Pixel Shift Multi-Shooting Mode. The a7R V boasts an improved Pixel-Shift Multi-Shooting mode with two different shooting options. The familiar sixteen-shot mode shoots sixteen images and moves the sensor between each shot in order to capture full color information for every pixel. This reduces noise and softens the image in a fashion similar to demosaicing. A newly developed four-shot mode captures red, green, and blue information for every output pixel location, which provides greater chroma resolution while preventing the softening you typically see when demosaicing Bayer images. There are a couple of downsides to this feature, though. Firstly, the a7R V can’t assemble the final images on its own, so you must use the Sony Imaging software suite to process the sixteen RAW images. Secondly, it takes the camera between one and thirty seconds between each shot, meaning there’s a high chance your subject will move between the first and fourth shot.
High-Res Electronic Viewfinder and LCD. The improved QVGA OLED EVF boasts 9.44m-dot resolution, 100% coverage, and 0.9x magnification to give you a bright, clear view of what the sensor sees. It allows for 120 fps playback for smooth motion rendering. The tilting 3.2-inch 2.1m-dot rear vari-angle touchscreen LCD can also be used for image composition and review when shooting at arm’s length, in addition to offering intuitive shooting and autofocus control, and menu navigation. It uses a DCI-P3 wide gamut for accurate color reproduction.

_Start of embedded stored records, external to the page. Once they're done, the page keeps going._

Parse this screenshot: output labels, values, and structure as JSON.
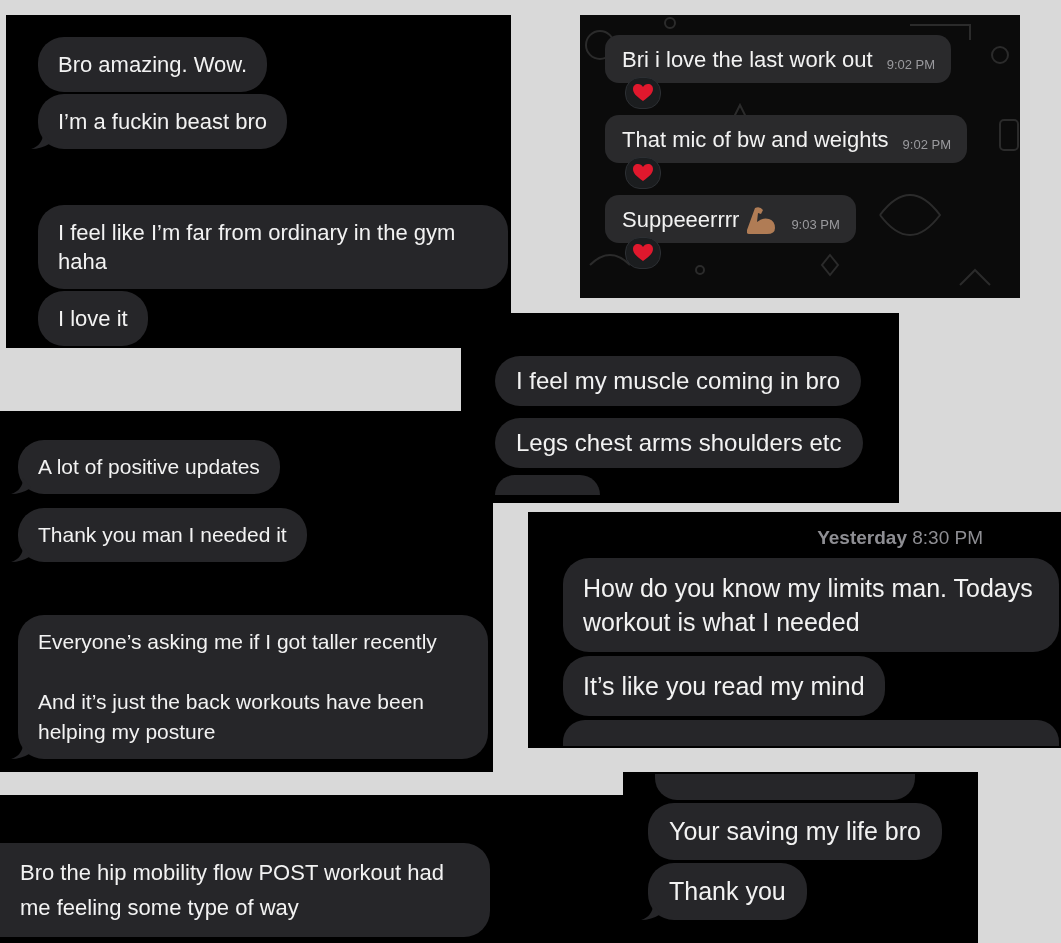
{
  "screenshots": [
    {
      "kind": "imessage",
      "messages": [
        {
          "kind": "text",
          "text": "Bro amazing. Wow.",
          "tail": false,
          "new_group": false
        },
        {
          "kind": "text",
          "text": "I’m a fuckin beast bro",
          "tail": true,
          "new_group": false
        },
        {
          "kind": "text",
          "text": "I feel like I’m far from ordinary in the gym haha",
          "tail": false,
          "new_group": true
        },
        {
          "kind": "text",
          "text": "I love it",
          "tail": false,
          "new_group": false
        }
      ]
    },
    {
      "kind": "whatsapp",
      "messages": [
        {
          "kind": "text",
          "text": "Bri i love the last work out",
          "time": "9:02 PM",
          "reacted": true
        },
        {
          "kind": "text",
          "text": "That mic of bw and weights",
          "time": "9:02 PM",
          "reacted": true
        },
        {
          "kind": "text",
          "text": "Suppeeerrrr",
          "flexed_arm": true,
          "time": "9:03 PM",
          "reacted": true
        }
      ]
    },
    {
      "kind": "imessage",
      "messages": [
        {
          "kind": "text",
          "text": "I feel my muscle coming in bro",
          "tail": false,
          "new_group": false
        },
        {
          "kind": "text",
          "text": "Legs chest arms shoulders etc",
          "tail": false,
          "new_group": false
        },
        {
          "kind": "bubble_top"
        }
      ]
    },
    {
      "kind": "imessage",
      "messages": [
        {
          "kind": "text",
          "text": "A lot of positive updates",
          "tail": true,
          "new_group": false
        },
        {
          "kind": "text",
          "text": "Thank you man I needed it",
          "tail": true,
          "new_group": false
        },
        {
          "kind": "text",
          "text": "Everyone’s asking me if I got taller recently\n\nAnd it’s just the back workouts have been helping my posture",
          "tail": true,
          "new_group": true
        }
      ]
    },
    {
      "kind": "imessage",
      "messages": [
        {
          "kind": "timestamp",
          "text": "**Yesterday** 8:30 PM"
        },
        {
          "kind": "text",
          "text": "How do you know my limits man. Todays workout is what I needed",
          "tail": false,
          "new_group": false
        },
        {
          "kind": "text",
          "text": "It’s like you read my mind",
          "tail": false,
          "new_group": false
        },
        {
          "kind": "bubble_top"
        }
      ]
    },
    {
      "kind": "imessage",
      "messages": [
        {
          "kind": "bubble_bottom"
        },
        {
          "kind": "text",
          "text": "Your saving my life bro",
          "tail": false,
          "new_group": false
        },
        {
          "kind": "text",
          "text": "Thank you",
          "tail": true,
          "new_group": false
        }
      ]
    },
    {
      "kind": "imessage",
      "messages": [
        {
          "kind": "text",
          "text": "Bro the hip mobility flow POST workout had me feeling some type of way",
          "tail": false,
          "new_group": true
        }
      ]
    }
  ]
}
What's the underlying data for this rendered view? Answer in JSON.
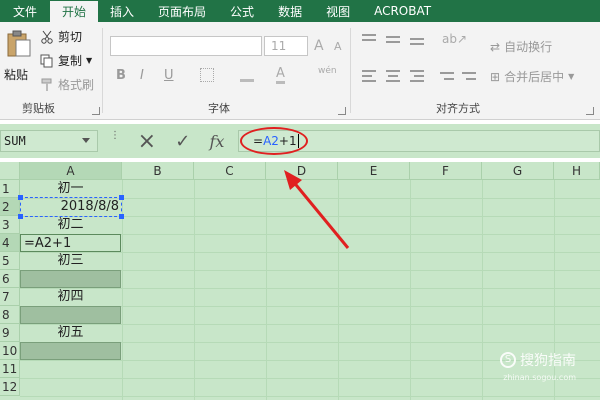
{
  "tabs": [
    {
      "label": "文件",
      "active": false
    },
    {
      "label": "开始",
      "active": true
    },
    {
      "label": "插入",
      "active": false
    },
    {
      "label": "页面布局",
      "active": false
    },
    {
      "label": "公式",
      "active": false
    },
    {
      "label": "数据",
      "active": false
    },
    {
      "label": "视图",
      "active": false
    },
    {
      "label": "ACROBAT",
      "active": false
    }
  ],
  "ribbon": {
    "clipboard": {
      "paste_label": "粘贴",
      "cut_label": "剪切",
      "copy_label": "复制",
      "format_painter_label": "格式刷",
      "group_label": "剪贴板"
    },
    "font": {
      "size_value": "11",
      "grow_label": "A",
      "shrink_label": "A",
      "bold_label": "B",
      "italic_label": "I",
      "underline_label": "U",
      "phonetic_label": "wén",
      "group_label": "字体"
    },
    "alignment": {
      "wrap_label": "自动换行",
      "merge_label": "合并后居中",
      "group_label": "对齐方式"
    }
  },
  "formula_bar": {
    "name_box": "SUM",
    "cancel_icon": "×",
    "enter_icon": "✓",
    "fx_label": "fx",
    "formula_prefix": "=",
    "formula_ref": "A2",
    "formula_suffix": "+1"
  },
  "grid": {
    "columns": [
      "A",
      "B",
      "C",
      "D",
      "E",
      "F",
      "G",
      "H"
    ],
    "rows": [
      "1",
      "2",
      "3",
      "4",
      "5",
      "6",
      "7",
      "8",
      "9",
      "10",
      "11",
      "12"
    ],
    "cells": {
      "A1": "初一",
      "A2": "2018/8/8",
      "A3": "初二",
      "A4": "=A2+1",
      "A5": "初三",
      "A7": "初四",
      "A9": "初五"
    }
  },
  "watermark": {
    "text": "搜狗指南",
    "sub": "zhinan.sogou.com"
  },
  "colors": {
    "ribbon_green": "#217346",
    "sheet_bg": "#c8e6c9",
    "annotation_red": "#e02020",
    "ref_blue": "#2962ff"
  }
}
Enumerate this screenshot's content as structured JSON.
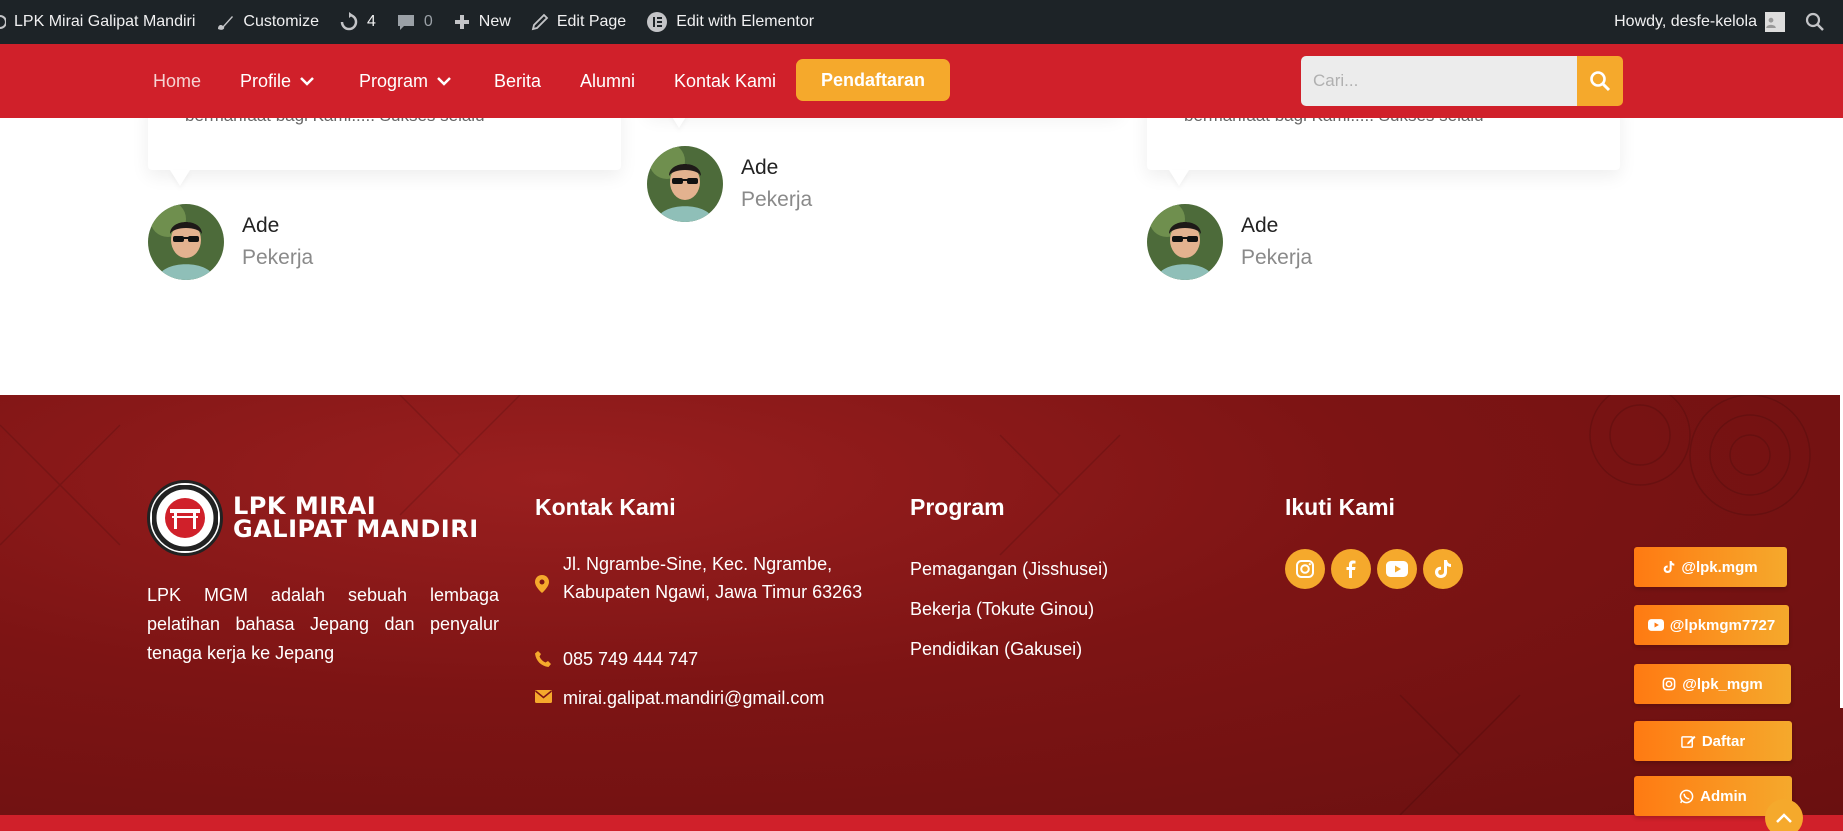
{
  "adminbar": {
    "site_name": "LPK Mirai Galipat Mandiri",
    "customize": "Customize",
    "updates_count": "4",
    "comments_count": "0",
    "new": "New",
    "edit_page": "Edit Page",
    "edit_elementor": "Edit with Elementor",
    "howdy": "Howdy, desfe-kelola"
  },
  "nav": {
    "items": [
      {
        "label": "Home"
      },
      {
        "label": "Profile"
      },
      {
        "label": "Program"
      },
      {
        "label": "Berita"
      },
      {
        "label": "Alumni"
      },
      {
        "label": "Kontak Kami"
      }
    ],
    "cta": "Pendaftaran",
    "search_placeholder": "Cari..."
  },
  "testimonials": [
    {
      "quote": "bermanfaat bagi Kami..... Sukses selalu",
      "name": "Ade",
      "role": "Pekerja"
    },
    {
      "quote": "",
      "name": "Ade",
      "role": "Pekerja"
    },
    {
      "quote": "bermanfaat bagi Kami..... Sukses selalu",
      "name": "Ade",
      "role": "Pekerja"
    }
  ],
  "footer": {
    "logo_line1": "LPK MIRAI",
    "logo_line2": "GALIPAT MANDIRI",
    "about": "LPK MGM adalah sebuah lembaga pelatihan bahasa Jepang dan penyalur tenaga kerja ke Jepang",
    "contact_heading": "Kontak Kami",
    "address": "Jl. Ngrambe-Sine, Kec. Ngrambe, Kabupaten Ngawi, Jawa Timur 63263",
    "phone": "085 749 444 747",
    "email": "mirai.galipat.mandiri@gmail.com",
    "program_heading": "Program",
    "programs": [
      "Pemagangan (Jisshusei)",
      "Bekerja (Tokute Ginou)",
      "Pendidikan (Gakusei)"
    ],
    "follow_heading": "Ikuti Kami",
    "social_icons": [
      "instagram-icon",
      "facebook-icon",
      "youtube-icon",
      "tiktok-icon"
    ]
  },
  "floating": {
    "tiktok": "@lpk.mgm",
    "youtube": "@lpkmgm7727",
    "instagram": "@lpk_mgm",
    "daftar": "Daftar",
    "admin": "Admin"
  },
  "colors": {
    "primary_red": "#d0202a",
    "footer_red": "#7d1414",
    "accent_orange": "#f5a92c",
    "adminbar": "#1d2327"
  }
}
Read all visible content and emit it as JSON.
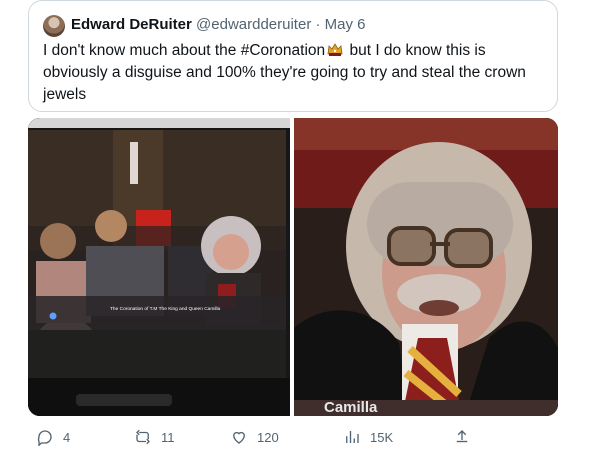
{
  "tweet": {
    "author_name": "Edward DeRuiter",
    "handle": "@edwardderuiter",
    "separator": "·",
    "date": "May 6",
    "text_part1": "I don't know much about the #Coronation",
    "text_part2": " but I do know this is obviously a disguise and 100% they're going to try and steal the crown jewels",
    "emoji": "crown-icon"
  },
  "media": {
    "left_photo_caption": "The Coronation of T.M The King and Queen Camilla",
    "right_photo_caption": "Camilla"
  },
  "actions": {
    "replies": "4",
    "retweets": "11",
    "likes": "120",
    "views": "15K"
  },
  "colors": {
    "text": "#0f1419",
    "secondary": "#536471",
    "border": "#cfd9de"
  }
}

Other Notable Features. There’s a Multi-Interface Shoe that supports the use of the optical ECM-B1M shotgun mic or the XLR-K3M XLR adapter kit for direct digital audio recording, while a 3.5mm headphone jack and an external mic port give you even greater control over audio recording. There’s a PC-sync terminal for wired flash sync with strobes and wireless radio remotes, and built-in Wi-Fi and Bluetooth capabilities for wireless image sharing and camera control. The dual memory-card slots both accept CFexpress Type A and SD memory cards, and the camera uses the rechargeable NP-FZ100 battery that’s rated for approximately 440 shots or 90 minutes of recording per charge when you’re working with the viewfinder or 530 shots or 100 minutes of recording when you’re using the rear LCD.